One could go with a pretty basic argyle look: Black / White / Red. Classic, bold, slimming. I think it would look amazing in the Jacket’s silhouette.


A play on one color is always nice. Could be bold, could be subtle depending on your color choices. I chose blues (cobalt is always tempting to me), but you could try it with reds, grays, oranges, browns, any color that strikes your fancy. This was actually one of my original color-story suggestions for the jacket.


I have a fascination with this mid-century, 50’s and 60’s, Mad Men-esque color-story. Browns, tans, robin’s egg blues… This was my take on that. Mix and match these colors; all the different combinations look good together. This seems like a remarkably appropriate colorway for the Argyle Jacket. Couldn’t you just see it in Mad Men?


But even if you’re not into this grouping, think of other time periods you like.
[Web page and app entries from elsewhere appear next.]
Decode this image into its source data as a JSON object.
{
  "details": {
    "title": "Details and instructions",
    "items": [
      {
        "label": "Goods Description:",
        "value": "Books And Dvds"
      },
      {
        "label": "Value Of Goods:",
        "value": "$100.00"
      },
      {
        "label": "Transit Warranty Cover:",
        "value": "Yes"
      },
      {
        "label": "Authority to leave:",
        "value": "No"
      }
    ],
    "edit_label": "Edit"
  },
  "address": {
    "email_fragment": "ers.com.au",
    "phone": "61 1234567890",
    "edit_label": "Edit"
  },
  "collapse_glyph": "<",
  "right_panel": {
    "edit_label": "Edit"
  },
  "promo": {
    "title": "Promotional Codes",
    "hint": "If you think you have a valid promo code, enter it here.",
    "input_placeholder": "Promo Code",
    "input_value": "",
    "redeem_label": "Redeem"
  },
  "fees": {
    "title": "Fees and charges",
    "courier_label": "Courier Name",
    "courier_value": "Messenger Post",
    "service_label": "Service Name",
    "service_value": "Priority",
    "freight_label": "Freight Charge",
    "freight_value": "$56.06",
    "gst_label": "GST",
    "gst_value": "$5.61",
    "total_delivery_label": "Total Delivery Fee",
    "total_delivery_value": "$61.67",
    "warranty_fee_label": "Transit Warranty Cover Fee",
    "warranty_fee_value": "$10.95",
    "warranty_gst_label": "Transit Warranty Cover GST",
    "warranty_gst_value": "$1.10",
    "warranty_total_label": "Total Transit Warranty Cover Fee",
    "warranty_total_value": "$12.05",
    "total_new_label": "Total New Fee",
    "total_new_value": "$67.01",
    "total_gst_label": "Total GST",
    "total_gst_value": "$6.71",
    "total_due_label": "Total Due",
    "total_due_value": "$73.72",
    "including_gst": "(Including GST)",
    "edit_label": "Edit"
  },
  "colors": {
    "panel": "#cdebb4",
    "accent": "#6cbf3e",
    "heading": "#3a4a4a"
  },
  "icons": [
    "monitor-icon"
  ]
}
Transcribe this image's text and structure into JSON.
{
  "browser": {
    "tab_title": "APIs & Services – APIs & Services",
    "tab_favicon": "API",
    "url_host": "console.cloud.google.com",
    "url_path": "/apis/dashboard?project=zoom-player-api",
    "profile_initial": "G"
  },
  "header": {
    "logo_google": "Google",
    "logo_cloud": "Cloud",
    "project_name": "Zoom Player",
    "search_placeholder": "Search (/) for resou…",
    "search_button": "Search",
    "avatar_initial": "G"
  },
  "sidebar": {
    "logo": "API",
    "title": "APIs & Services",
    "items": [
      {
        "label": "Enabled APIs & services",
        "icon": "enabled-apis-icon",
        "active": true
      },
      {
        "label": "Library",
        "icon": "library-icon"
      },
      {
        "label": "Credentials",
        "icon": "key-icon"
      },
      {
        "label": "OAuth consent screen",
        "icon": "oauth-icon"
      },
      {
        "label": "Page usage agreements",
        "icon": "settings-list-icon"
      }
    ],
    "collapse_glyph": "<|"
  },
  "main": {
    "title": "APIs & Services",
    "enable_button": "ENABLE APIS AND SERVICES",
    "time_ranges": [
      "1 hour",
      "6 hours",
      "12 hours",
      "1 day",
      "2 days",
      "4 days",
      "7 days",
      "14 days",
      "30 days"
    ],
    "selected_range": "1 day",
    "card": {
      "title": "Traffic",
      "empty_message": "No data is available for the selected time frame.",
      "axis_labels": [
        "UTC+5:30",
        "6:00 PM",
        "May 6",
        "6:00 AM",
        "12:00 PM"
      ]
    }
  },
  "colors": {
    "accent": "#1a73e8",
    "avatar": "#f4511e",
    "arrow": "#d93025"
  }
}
What are the colors for the late 60’s? The 70’s? The 20’s or 30’s? Are you inspired by those? What about art periods? Rich Renaissance colors, anyone?

This one is fun (and season appropriate!) Not only do you have color contrast, but also textural contrast as the orange crossbars are in angora. That little bit of fluff makes it pop even more. Don’t be afraid to mix materials! The fluffy yarn would also look great in the diamonds with smooth crossbars.
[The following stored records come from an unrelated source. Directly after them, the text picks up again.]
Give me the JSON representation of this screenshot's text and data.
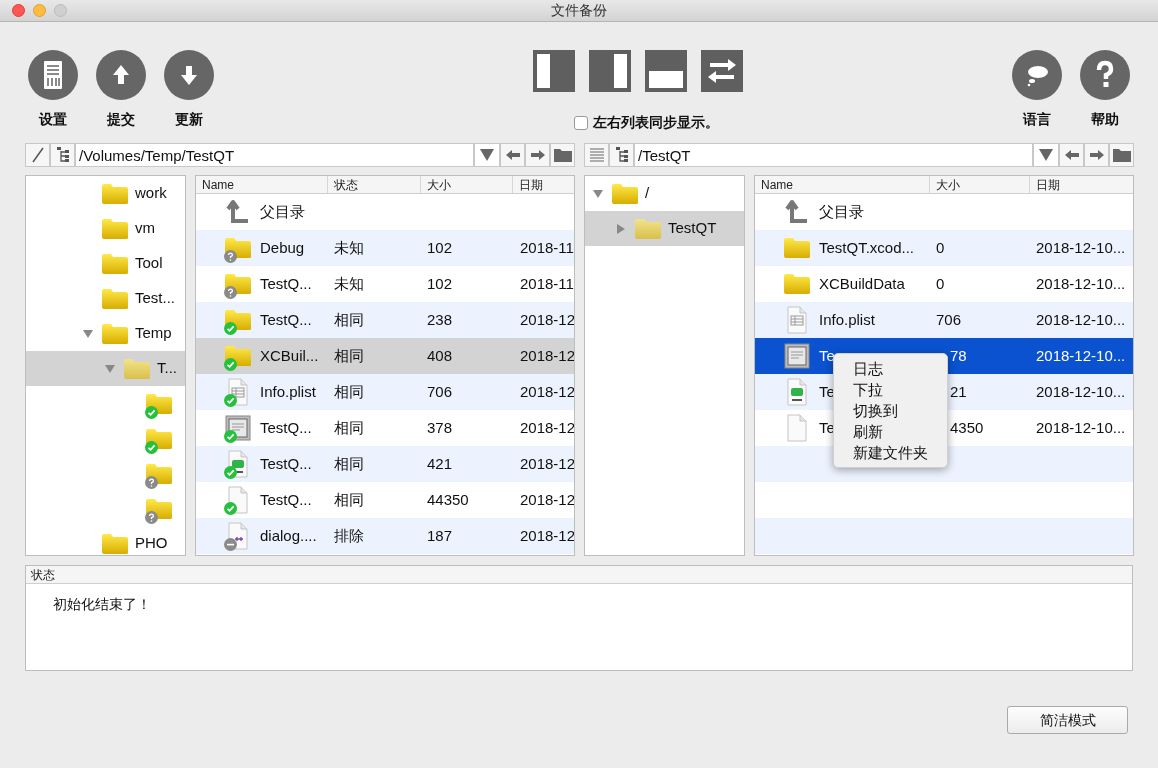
{
  "window": {
    "title": "文件备份"
  },
  "toolbar": {
    "left_buttons": [
      {
        "kind": "settings",
        "label": "设置"
      },
      {
        "kind": "upload",
        "label": "提交"
      },
      {
        "kind": "download",
        "label": "更新"
      }
    ],
    "layout_buttons": [
      {
        "kind": "left"
      },
      {
        "kind": "right"
      },
      {
        "kind": "bottom"
      },
      {
        "kind": "swap"
      }
    ],
    "sync_checkbox": {
      "label": "左右列表同步显示。",
      "checked": false
    },
    "right_buttons": [
      {
        "kind": "language",
        "label": "语言"
      },
      {
        "kind": "help",
        "label": "帮助"
      }
    ]
  },
  "panes": [
    {
      "path_bar": {
        "kind": "slash",
        "value": "/Volumes/Temp/TestQT"
      },
      "tree": [
        {
          "label": "work"
        },
        {
          "label": "vm"
        },
        {
          "label": "Tool"
        },
        {
          "label": "Test..."
        },
        {
          "label": "Temp",
          "expanded": true,
          "selected": false,
          "children": [
            {
              "label": "T...",
              "expanded": true,
              "selected": true,
              "children": [
                {
                  "synced": true
                },
                {
                  "synced": true
                },
                {
                  "synced": false
                },
                {
                  "synced": false
                }
              ]
            }
          ]
        },
        {
          "label": "PHO"
        }
      ],
      "table": {
        "columns": [
          "Name",
          "状态",
          "大小",
          "日期"
        ],
        "rows": [
          {
            "kind": "up",
            "cells": [
              "父目录"
            ],
            "selected": false
          },
          {
            "kind": "folder",
            "synced": false,
            "excluded": false,
            "cells": [
              "Debug",
              "未知",
              "102",
              "2018-11"
            ],
            "selected": false
          },
          {
            "kind": "folder",
            "synced": false,
            "excluded": false,
            "cells": [
              "TestQ...",
              "未知",
              "102",
              "2018-11"
            ],
            "selected": false
          },
          {
            "kind": "folder",
            "synced": true,
            "excluded": false,
            "cells": [
              "TestQ...",
              "相同",
              "238",
              "2018-12"
            ],
            "selected": false
          },
          {
            "kind": "folder",
            "synced": true,
            "excluded": false,
            "cells": [
              "XCBuil...",
              "相同",
              "408",
              "2018-12"
            ],
            "selected": true
          },
          {
            "kind": "plist",
            "synced": true,
            "excluded": false,
            "cells": [
              "Info.plist",
              "相同",
              "706",
              "2018-12"
            ],
            "selected": false
          },
          {
            "kind": "image",
            "synced": true,
            "excluded": false,
            "cells": [
              "TestQ...",
              "相同",
              "378",
              "2018-12"
            ],
            "selected": false
          },
          {
            "kind": "pro",
            "synced": true,
            "excluded": false,
            "cells": [
              "TestQ...",
              "相同",
              "421",
              "2018-12"
            ],
            "selected": false
          },
          {
            "kind": "blank",
            "synced": true,
            "excluded": false,
            "cells": [
              "TestQ...",
              "相同",
              "44350",
              "2018-12"
            ],
            "selected": false
          },
          {
            "kind": "cpp",
            "synced": false,
            "excluded": true,
            "cells": [
              "dialog....",
              "排除",
              "187",
              "2018-12"
            ],
            "selected": false
          }
        ]
      }
    },
    {
      "path_bar": {
        "kind": "list",
        "value": "/TestQT"
      },
      "tree": [
        {
          "label": "/",
          "expanded": true,
          "selected": false,
          "children": [
            {
              "label": "TestQT",
              "expanded": false,
              "selected": true
            }
          ]
        }
      ],
      "table": {
        "columns": [
          "Name",
          "大小",
          "日期"
        ],
        "rows": [
          {
            "kind": "up",
            "cells": [
              "父目录"
            ],
            "selected": false
          },
          {
            "kind": "folder",
            "cells": [
              "TestQT.xcod...",
              "0",
              "2018-12-10..."
            ],
            "selected": false
          },
          {
            "kind": "folder",
            "cells": [
              "XCBuildData",
              "0",
              "2018-12-10..."
            ],
            "selected": false
          },
          {
            "kind": "plist",
            "cells": [
              "Info.plist",
              "706",
              "2018-12-10..."
            ],
            "selected": false
          },
          {
            "kind": "image",
            "covered": true,
            "cells": [
              "Te",
              "78",
              "2018-12-10..."
            ],
            "selected": true
          },
          {
            "kind": "pro",
            "covered": true,
            "cells": [
              "Te",
              "21",
              "2018-12-10..."
            ],
            "selected": false
          },
          {
            "kind": "blank",
            "covered": true,
            "cells": [
              "Te",
              "4350",
              "2018-12-10..."
            ],
            "selected": false
          }
        ]
      }
    }
  ],
  "context_menu": {
    "items": [
      "日志",
      "下拉",
      "切换到",
      "刷新",
      "新建文件夹"
    ]
  },
  "status": {
    "title": "状态",
    "message": "初始化结束了！"
  },
  "buttons": [
    {
      "label": "简洁模式"
    }
  ]
}
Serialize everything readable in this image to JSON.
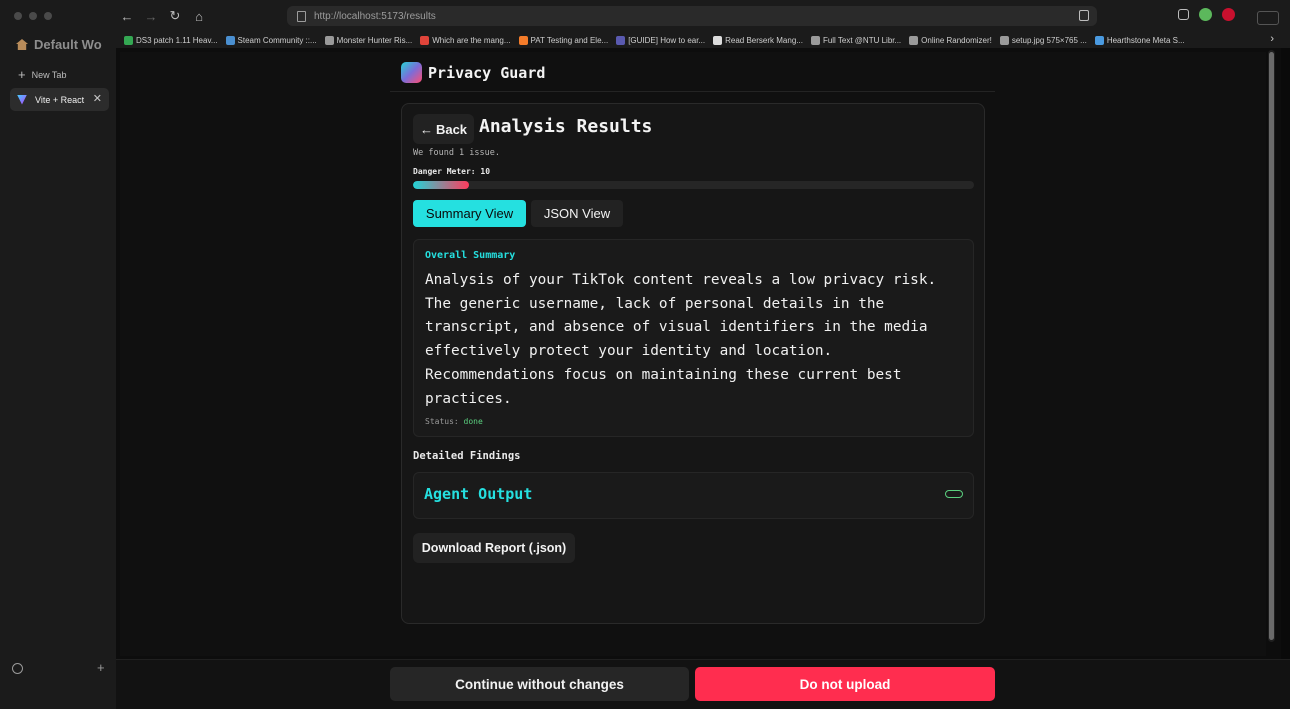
{
  "browser": {
    "url": "http://localhost:5173/results",
    "workspace_title": "Default Wo",
    "new_tab_label": "New Tab",
    "active_tab": {
      "label": "Vite + React",
      "icon": "vite-icon"
    },
    "bookmarks": [
      {
        "label": "DS3 patch 1.11 Heav...",
        "color": "#34a853"
      },
      {
        "label": "Steam Community ::...",
        "color": "#4a8fd0"
      },
      {
        "label": "Monster Hunter Ris...",
        "color": "#9a9a9a"
      },
      {
        "label": "Which are the mang...",
        "color": "#e0443a"
      },
      {
        "label": "PAT Testing and Ele...",
        "color": "#f57c2a"
      },
      {
        "label": "[GUIDE] How to ear...",
        "color": "#5a5ab0"
      },
      {
        "label": "Read Berserk Mang...",
        "color": "#dddddd"
      },
      {
        "label": "Full Text @NTU Libr...",
        "color": "#9a9a9a"
      },
      {
        "label": "Online Randomizer!",
        "color": "#9a9a9a"
      },
      {
        "label": "setup.jpg 575×765 ...",
        "color": "#9a9a9a"
      },
      {
        "label": "Hearthstone Meta S...",
        "color": "#4a9ae0"
      }
    ]
  },
  "app": {
    "title": "Privacy Guard"
  },
  "results": {
    "back_label": "Back",
    "title": "Analysis Results",
    "found_text": "We found 1 issue.",
    "danger_meter_label": "Danger Meter: 10",
    "danger_meter_value_percent": 10,
    "tabs": [
      {
        "label": "Summary View",
        "active": true
      },
      {
        "label": "JSON View",
        "active": false
      }
    ],
    "summary": {
      "heading": "Overall Summary",
      "text": "Analysis of your TikTok content reveals a low privacy risk. The generic username, lack of personal details in the transcript, and absence of visual identifiers in the media effectively protect your identity and location. Recommendations focus on maintaining these current best practices.",
      "status_label": "Status:",
      "status_value": "done"
    },
    "findings_label": "Detailed Findings",
    "agent_output_label": "Agent Output",
    "download_label": "Download Report (.json)"
  },
  "actions": {
    "continue_label": "Continue without changes",
    "do_not_upload_label": "Do not upload"
  },
  "colors": {
    "accent": "#25e0e0",
    "danger": "#ff2d4f",
    "status_ok": "#5bd07f"
  }
}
The next two swatches are examples of a pretty current color-story: grays with greens. I’m seeing it everywhere lately. This swatch is also a good example of texture contrast, but in a much less contrasting color. You can still see the fluff of the mohair, but it’s much more subtle in this colorway.


Of all these swatches, this is my favorite (though that gray / black / orange is a close second). I don’t know why, but I’m thoroughly taken with this color-story. The contrast of those grays with the bright lime just draws me in so much. In fact, I’m designing a sweater in a similar color-story now. Be on the look-out for that. 


So! My suggestions: Actively think about color. Consider playing with one color in different shades, high contrast colors for a bold look, low contrast colors for a subtle look, think of shades one considers with different time periods or artists, play with mixing yarns for a textural contrast, try tweed or silk for different textures. Take pictures of the world around you and be inspired by color! Look at patterns you never considered before with a new eye.